# TASK BRIEF
On how many lines of the data below does the word "title" appear? Reply with the number only.

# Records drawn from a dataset

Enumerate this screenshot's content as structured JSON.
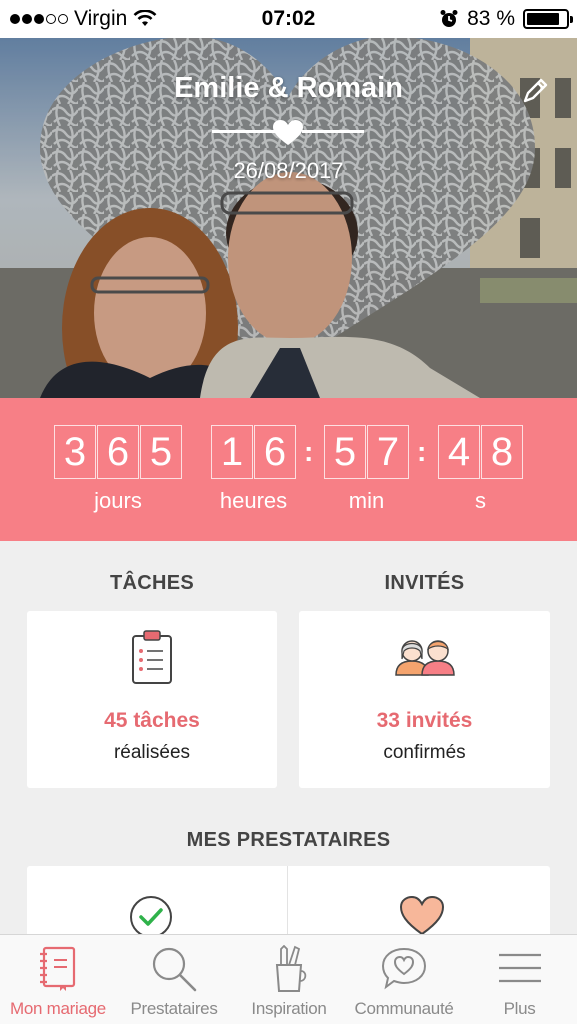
{
  "status_bar": {
    "carrier": "Virgin",
    "time": "07:02",
    "battery_percent": "83 %",
    "battery_level": 0.83
  },
  "hero": {
    "couple_names": "Emilie & Romain",
    "wedding_date": "26/08/2017"
  },
  "countdown": {
    "days": [
      "3",
      "6",
      "5"
    ],
    "hours": [
      "1",
      "6"
    ],
    "minutes": [
      "5",
      "7"
    ],
    "seconds": [
      "4",
      "8"
    ],
    "days_label": "jours",
    "hours_label": "heures",
    "minutes_label": "min",
    "seconds_label": "s"
  },
  "tasks": {
    "title": "TÂCHES",
    "count_text": "45 tâches",
    "sub_text": "réalisées"
  },
  "guests": {
    "title": "INVITÉS",
    "count_text": "33 invités",
    "sub_text": "confirmés"
  },
  "vendors": {
    "title": "MES PRESTATAIRES"
  },
  "tabbar": {
    "items": [
      {
        "label": "Mon mariage",
        "icon": "notebook-icon",
        "active": true
      },
      {
        "label": "Prestataires",
        "icon": "search-icon",
        "active": false
      },
      {
        "label": "Inspiration",
        "icon": "pencil-cup-icon",
        "active": false
      },
      {
        "label": "Communauté",
        "icon": "chat-heart-icon",
        "active": false
      },
      {
        "label": "Plus",
        "icon": "menu-icon",
        "active": false
      }
    ]
  },
  "colors": {
    "accent": "#f77f86",
    "accent_text": "#e66a71",
    "background": "#efefef"
  }
}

# EXERCISE RESPONSE
3